Cancer Society: Pa., N.J. fall short on tobacco control

Research shows that tackling tobacco use requires a four-pronged approach: Tax it. Restrict it. Prevent it. Help people quit it.

Pennsylvania and New Jersey are strong on the taxation piece, but both states could do more on the other prongs, according to a new report by the American Cancer Society’s Cancer Action Network.

“On tobacco control, I’d say we have a mixed bag. There is certainly room for improvement,” said Diane Phillips, who directs the network’s advocacy and lobbying efforts in the Keystone State.

Brian Shott, her counterpart in the Garden State, noted that last month, New Jersey became only the third state in the nation to raise to 21 the age at which smoking materials can be bought. Yet when it comes to funding tobacco prevention and cessation programs, “we are significantly lagging behind,” he said.

The annual report, now in its 15th year, assesses all 50 states’ anti-cancer laws and policies, including funding for cancer screening and age restrictions on indoor tanning. But much of the report is devoted to tobacco, because smoking is the nation’s number one cause of preventable death and disability. In Pennsylvania, for example, tobacco use costs the state $6.38 billion in health-care expenses, and is linked to 28 percent of cancer deaths, the advocacy group Campaign for Tobacco-Free Kids estimates.

Here’s how the Cancer Action Network says Pennsylvania and New Jersey measure up on comprehensive tobacco control:

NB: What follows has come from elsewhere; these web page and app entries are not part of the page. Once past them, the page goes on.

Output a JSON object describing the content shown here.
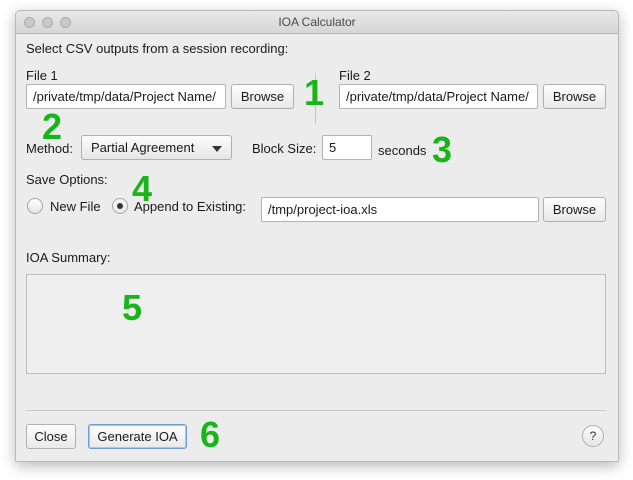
{
  "window": {
    "title": "IOA Calculator"
  },
  "header": {
    "instructions": "Select CSV outputs from a session recording:"
  },
  "file1": {
    "label": "File 1",
    "value": "/private/tmp/data/Project Name/",
    "browse_label": "Browse"
  },
  "file2": {
    "label": "File 2",
    "value": "/private/tmp/data/Project Name/",
    "browse_label": "Browse"
  },
  "method": {
    "label": "Method:",
    "selected": "Partial Agreement"
  },
  "block_size": {
    "label": "Block Size:",
    "value": "5",
    "unit": "seconds"
  },
  "save_options": {
    "label": "Save Options:",
    "new_file_label": "New File",
    "append_label": "Append to Existing:",
    "selected": "append",
    "path_value": "/tmp/project-ioa.xls",
    "browse_label": "Browse"
  },
  "summary": {
    "label": "IOA Summary:"
  },
  "footer": {
    "close_label": "Close",
    "generate_label": "Generate IOA",
    "help_label": "?"
  },
  "annotations": [
    "1",
    "2",
    "3",
    "4",
    "5",
    "6"
  ],
  "colors": {
    "annotation": "#17b517",
    "window_bg": "#ececec"
  }
}
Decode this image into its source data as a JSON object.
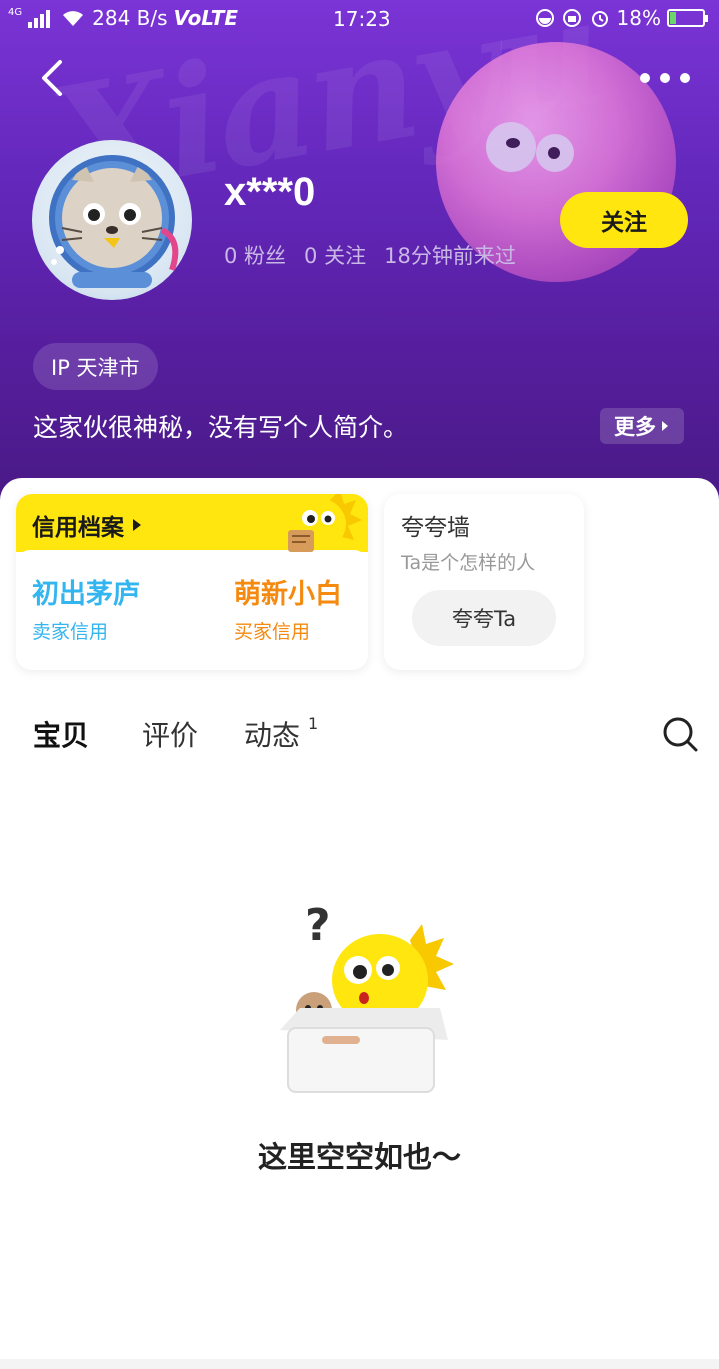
{
  "status_bar": {
    "network_type": "4G",
    "speed": "284 B/s",
    "volte": "VoLTE",
    "time": "17:23",
    "battery": "18%",
    "battery_level": 0.18
  },
  "header": {
    "watermark": "Xianyu"
  },
  "profile": {
    "username": "x***0",
    "fans": "0 粉丝",
    "following": "0 关注",
    "last_seen": "18分钟前来过",
    "follow_label": "关注",
    "ip_location": "IP 天津市",
    "bio": "这家伙很神秘，没有写个人简介。",
    "more_label": "更多"
  },
  "credit": {
    "title": "信用档案",
    "seller_level": "初出茅庐",
    "seller_label": "卖家信用",
    "buyer_level": "萌新小白",
    "buyer_label": "买家信用"
  },
  "praise": {
    "title": "夸夸墙",
    "subtitle": "Ta是个怎样的人",
    "button": "夸夸Ta"
  },
  "tabs": [
    {
      "label": "宝贝"
    },
    {
      "label": "评价"
    },
    {
      "label": "动态"
    }
  ],
  "dynamics_badge": "1",
  "empty_text": "这里空空如也～",
  "colors": {
    "accent_yellow": "#ffe60f",
    "header_purple": "#6428bc",
    "seller_blue": "#33b5f0",
    "buyer_orange": "#f58a10"
  }
}
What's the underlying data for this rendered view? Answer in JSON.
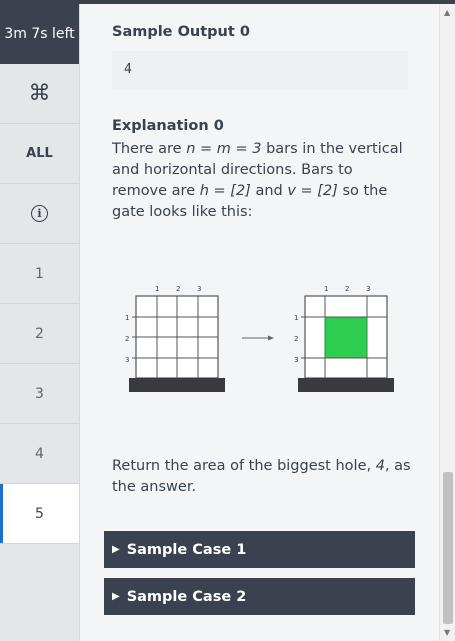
{
  "timer": {
    "label": "3m 7s left"
  },
  "sidebar": {
    "cmd_glyph": "⌘",
    "all_label": "ALL",
    "info_glyph": "i",
    "questions": [
      "1",
      "2",
      "3",
      "4",
      "5"
    ],
    "active_question": "5"
  },
  "content": {
    "sample_output_heading": "Sample Output 0",
    "sample_output_value": "4",
    "explanation_heading": "Explanation 0",
    "explanation": {
      "t1": "There are ",
      "nm": "n = m = 3",
      "t2": " bars in the vertical and horizontal directions. Bars to remove are ",
      "h": "h = [2]",
      "t3": " and ",
      "v": "v = [2]",
      "t4": " so the gate looks like this:"
    },
    "figure": {
      "col_labels": [
        "1",
        "2",
        "3"
      ],
      "row_labels": [
        "1",
        "2",
        "3"
      ],
      "hole_color": "#2ecc50"
    },
    "return": {
      "t1": "Return the area of the biggest hole, ",
      "val": "4",
      "t2": ", as the answer."
    }
  },
  "sample_cases": [
    {
      "label": "Sample Case 1"
    },
    {
      "label": "Sample Case 2"
    }
  ],
  "colors": {
    "dark": "#39424e",
    "accent": "#1f6fd1",
    "hole": "#2ecc50"
  }
}
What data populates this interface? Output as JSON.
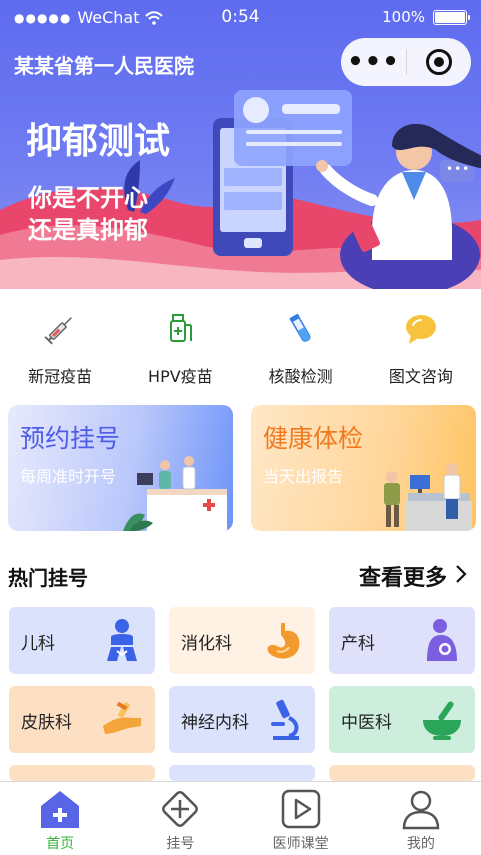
{
  "status_bar": {
    "carrier": "WeChat",
    "time": "0:54",
    "battery": "100%"
  },
  "header": {
    "hospital_name": "某某省第一人民医院",
    "capsule_more": "•••"
  },
  "banner": {
    "title": "抑郁测试",
    "line1": "你是不开心",
    "line2": "还是真抑郁",
    "more_dots": "•••"
  },
  "quick_entries": [
    {
      "label": "新冠疫苗",
      "icon": "syringe-icon"
    },
    {
      "label": "HPV疫苗",
      "icon": "vaccine-bottle-icon"
    },
    {
      "label": "核酸检测",
      "icon": "test-tube-icon"
    },
    {
      "label": "图文咨询",
      "icon": "chat-bubble-icon"
    }
  ],
  "cards": {
    "register": {
      "title": "预约挂号",
      "subtitle": "每周准时开号"
    },
    "checkup": {
      "title": "健康体检",
      "subtitle": "当天出报告"
    }
  },
  "hot": {
    "title": "热门挂号",
    "more": "查看更多",
    "departments": [
      {
        "label": "儿科",
        "icon": "child-icon"
      },
      {
        "label": "消化科",
        "icon": "stomach-icon"
      },
      {
        "label": "产科",
        "icon": "mother-baby-icon"
      },
      {
        "label": "皮肤科",
        "icon": "hand-skin-icon"
      },
      {
        "label": "神经内科",
        "icon": "microscope-icon"
      },
      {
        "label": "中医科",
        "icon": "mortar-pestle-icon"
      }
    ]
  },
  "tabbar": [
    {
      "label": "首页",
      "icon": "home-icon",
      "active": true
    },
    {
      "label": "挂号",
      "icon": "plus-diamond-icon",
      "active": false
    },
    {
      "label": "医师课堂",
      "icon": "video-play-icon",
      "active": false
    },
    {
      "label": "我的",
      "icon": "user-icon",
      "active": false
    }
  ],
  "colors": {
    "accent_green": "#36b437",
    "banner_blue": "#5e6bef",
    "register_title": "#4f5ce6",
    "checkup_title": "#ef7a1f"
  }
}
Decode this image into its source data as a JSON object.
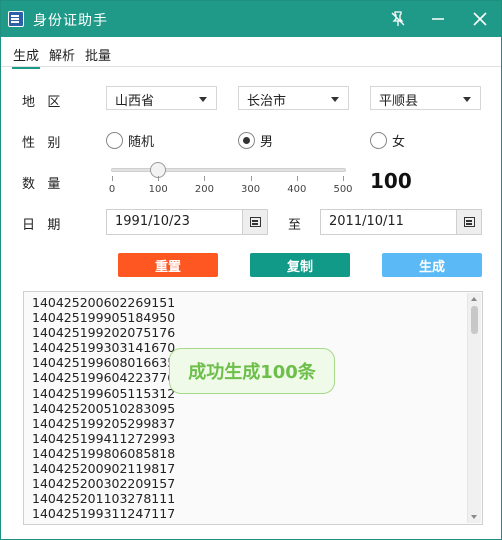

  • Excise taxes. Both states impose a tax that is higher than the national average of $1.69 per pack of cigarettes. Pennsylvania tacks on $2.60 and New Jersey adds $2.70 per pack. Phillips said that last year, Pennsylvania also enacted a weight-based tax on smokeless tobacco products.
  • Smoke-free laws: Pennsylvania gets a middling rating because many restaurants and bars have been exempted from the overall ban on smoking in workplaces. (Philadelphia’s separate law is tougher, but still has exemptions.) New Jersey gets a top rating, even though casinos are not required to be smoke-free.
  • Funding tobacco control programs: About $26.6 billion will flow to the 50 states this year from excise taxes and  the tobacco companies’ master settlement agreement. But only one state — North Dakota — plans to fund smoking prevention and cessation programs at the level recommended by the U.S. Centers for Disease Control and Prevention. Pennsylvania will spend $13.9 million, about 10 percent of the CDC’s recommended $140 million. New Jersey has appropriated a paltry $500,000 — although Shott said pending legislation with bipartisan support would raise the amount to $7 million a year beginning next July.
  • Medicaid coverage of tobacco cessation: In Pennsylvania, Medicaid, the insurance program for the poor, covers at least one type of counseling, and one approved medication, to help enrollees kick the habit. In New Jersey, traditional Medicaid doesn’t cover any quitting assistance.